Similarly, does an increasing average session length mean you’re doing something right? Or does it mean you’re doing something wrong because it’s taking people longer to get things done? Context is essential to interpreting average session length.
That’s the basics covered. You know how many people use your app day to day, month to month, or session by session. But they tell you nothing about who is using your app.
Measuring retention, on the other hand, tells you who how many users keep coming back month on month. Say, for example, you find that 80% of your users are brand new each month but your MAU is growing by just 20%. That suggests that you have a good acquisition campaign but, perhaps, people just don’t find your app that useful.
To calculate retention over a month, you need to:
Let’s say you start 950 users and end it with 1,000 users. During the month you acquired 200 new users. To calculate the retention rate, your sum would look like this:
[ (1000-200) / 950 ] x 100 = 84.21
That would mean you held onto 84.21% of your users within that period.
Business metrics get very specific to your individual situation very fast. However, there are three numbers that apply to every financially motivated app:
Let’s start with ARR. Outside of inward investment and one-off charges, this is the money that your app generates reliably again and again. It’s the baseline heartbeat of your app’s viability today.
ARPU, on the other hand, helps to tell a story about the future. Let’s say your app has 100 users and the ARPU is $100. If all other things are equal, you can predict that adding another 100 users would increase your ARR by $10,000.
What if those 100 users and their $10,000 of ARR cost $20,000 to acquire, though? ARPU must be balanced by cost of acquisition. The goal is to find the best ratio between cost of acquisition and ARPU. Over time, you might replace ARPU with customer lifetime value (CLV).
This is why people speak of building an acquisition engine. The idea is that you have a repeatable process that acquires new users. Put more into the engine –– money and people, mostly –– and the result is more users. If you get it right, you know that for every dollar invested you’ll see a predictable number of dollars in return.
Three types of performance issues can kill a user’s interest in an app: slow loading, network errors, and crashes. From a user’s perspective, it’s reasonable to expect apps to function smoothly. As a developer, though, you’re intently aware of how many moving parts are required just to get that first screen to load.

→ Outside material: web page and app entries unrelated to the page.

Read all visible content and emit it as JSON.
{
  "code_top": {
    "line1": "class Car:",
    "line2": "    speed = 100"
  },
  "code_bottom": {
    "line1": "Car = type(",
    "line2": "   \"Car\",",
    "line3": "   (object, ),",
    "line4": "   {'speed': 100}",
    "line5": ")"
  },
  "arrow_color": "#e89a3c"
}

While tracking metrics won’t fix your app’s performance, it can help you both to spot problems before they become serious and also to piece together the story following an incident.
At the minimum, you should be tracking:
The good news is that you don’t need to write your own instrumentation to track these metrics. Instead, third-party tools such as Librato and New Relic give you a ready made toolbox for application performance monitoring.
Depending on your deployment platform, you might be able to get lower level numbers for free in your provider’s dashboard. Heroku’s dashboard, for example, tracks response times, load, memory usage, and more out of the box.
While engagement and business numbers can require additional work, monitoring your app’s technical performance can be surprisingly easy.
After the initial flurry of creativity is over and you have your first GA release, running your app is as much about tracking numbers as anything else. Part of your success in running an app comes down to how well you can interpret those numbers and act on them.
Luckily, tooling to track the most fundamental metrics –– essentially, whether your app can handle user load –– makes getting started easy. And if you’re running on a low-ops platform such as Heroku, matching your resourcing to user load can even be largely automated.
As you progress along your app journey, though, you’ll find the specific numbers that matter most for your business. In the meantime, the metrics outlined above will give you a good foundation on which to build.